Restate all of the entries exactly. Any picture in them should be skipped.

(Working data)

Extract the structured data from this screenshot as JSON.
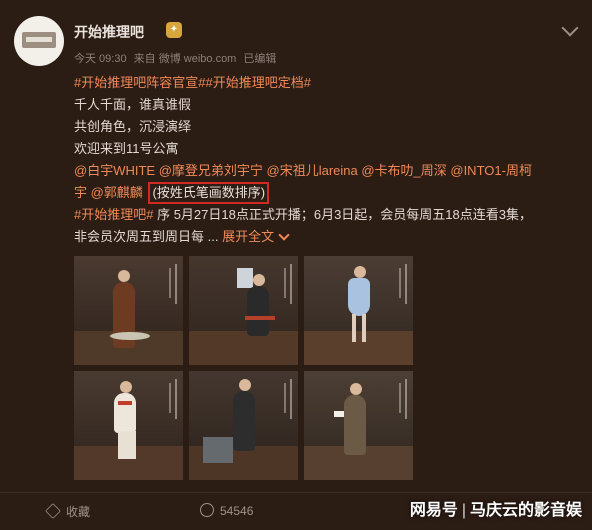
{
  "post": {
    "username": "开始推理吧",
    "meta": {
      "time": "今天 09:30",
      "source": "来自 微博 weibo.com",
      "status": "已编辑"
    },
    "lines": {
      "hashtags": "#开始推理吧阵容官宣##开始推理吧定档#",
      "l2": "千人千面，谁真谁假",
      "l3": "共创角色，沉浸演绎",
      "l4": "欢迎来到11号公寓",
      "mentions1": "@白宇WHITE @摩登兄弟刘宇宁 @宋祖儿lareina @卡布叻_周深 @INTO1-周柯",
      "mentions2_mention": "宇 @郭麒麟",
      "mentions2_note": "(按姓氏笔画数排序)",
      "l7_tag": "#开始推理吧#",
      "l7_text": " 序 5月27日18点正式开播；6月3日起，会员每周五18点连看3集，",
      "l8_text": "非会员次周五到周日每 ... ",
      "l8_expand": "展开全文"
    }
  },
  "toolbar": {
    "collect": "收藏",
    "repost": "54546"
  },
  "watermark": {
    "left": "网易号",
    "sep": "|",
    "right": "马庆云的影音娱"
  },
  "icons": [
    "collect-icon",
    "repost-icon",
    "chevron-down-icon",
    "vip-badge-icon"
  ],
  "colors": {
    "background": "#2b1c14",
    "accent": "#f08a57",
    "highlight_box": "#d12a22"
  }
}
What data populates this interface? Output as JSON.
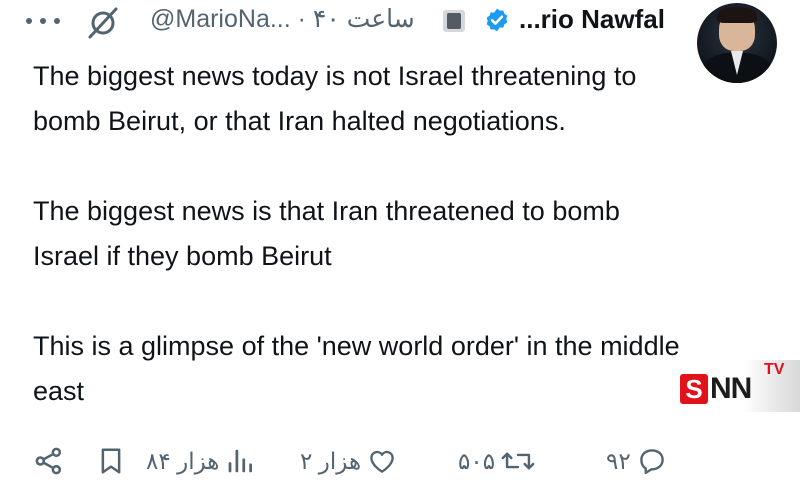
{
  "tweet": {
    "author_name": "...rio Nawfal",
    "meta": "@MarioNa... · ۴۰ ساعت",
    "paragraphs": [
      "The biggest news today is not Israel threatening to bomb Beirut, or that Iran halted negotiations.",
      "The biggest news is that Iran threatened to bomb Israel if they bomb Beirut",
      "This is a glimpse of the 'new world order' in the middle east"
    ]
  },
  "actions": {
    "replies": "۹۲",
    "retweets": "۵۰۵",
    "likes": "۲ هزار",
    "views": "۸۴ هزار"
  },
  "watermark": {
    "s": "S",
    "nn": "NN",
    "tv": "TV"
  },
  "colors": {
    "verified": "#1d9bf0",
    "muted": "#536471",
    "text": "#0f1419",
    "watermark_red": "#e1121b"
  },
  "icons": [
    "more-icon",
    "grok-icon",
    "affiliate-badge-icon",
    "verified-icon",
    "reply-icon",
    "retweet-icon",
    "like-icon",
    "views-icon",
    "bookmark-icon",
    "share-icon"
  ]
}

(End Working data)

**Solution for this task**
Extract the structured data from this screenshot as JSON.
{
  "post": {
    "username": "开始推理吧",
    "meta": {
      "time": "今天 09:30",
      "source": "来自 微博 weibo.com",
      "status": "已编辑"
    },
    "lines": {
      "hashtags": "#开始推理吧阵容官宣##开始推理吧定档#",
      "l2": "千人千面，谁真谁假",
      "l3": "共创角色，沉浸演绎",
      "l4": "欢迎来到11号公寓",
      "mentions1": "@白宇WHITE @摩登兄弟刘宇宁 @宋祖儿lareina @卡布叻_周深 @INTO1-周柯",
      "mentions2_mention": "宇 @郭麒麟",
      "mentions2_note": "(按姓氏笔画数排序)",
      "l7_tag": "#开始推理吧#",
      "l7_text": " 序 5月27日18点正式开播；6月3日起，会员每周五18点连看3集，",
      "l8_text": "非会员次周五到周日每 ... ",
      "l8_expand": "展开全文"
    }
  },
  "toolbar": {
    "collect": "收藏",
    "repost": "54546"
  },
  "watermark": {
    "left": "网易号",
    "sep": "|",
    "right": "马庆云的影音娱"
  },
  "icons": [
    "collect-icon",
    "repost-icon",
    "chevron-down-icon",
    "vip-badge-icon"
  ],
  "colors": {
    "background": "#2b1c14",
    "accent": "#f08a57",
    "highlight_box": "#d12a22"
  }
}
What data populates this interface? Output as JSON.
{
  "tweet": {
    "author_name": "...rio Nawfal",
    "meta": "@MarioNa... · ۴۰ ساعت",
    "paragraphs": [
      "The biggest news today is not Israel threatening to bomb Beirut, or that Iran halted negotiations.",
      "The biggest news is that Iran threatened to bomb Israel if they bomb Beirut",
      "This is a glimpse of the 'new world order' in the middle east"
    ]
  },
  "actions": {
    "replies": "۹۲",
    "retweets": "۵۰۵",
    "likes": "۲ هزار",
    "views": "۸۴ هزار"
  },
  "watermark": {
    "s": "S",
    "nn": "NN",
    "tv": "TV"
  },
  "colors": {
    "verified": "#1d9bf0",
    "muted": "#536471",
    "text": "#0f1419",
    "watermark_red": "#e1121b"
  },
  "icons": [
    "more-icon",
    "grok-icon",
    "affiliate-badge-icon",
    "verified-icon",
    "reply-icon",
    "retweet-icon",
    "like-icon",
    "views-icon",
    "bookmark-icon",
    "share-icon"
  ]
}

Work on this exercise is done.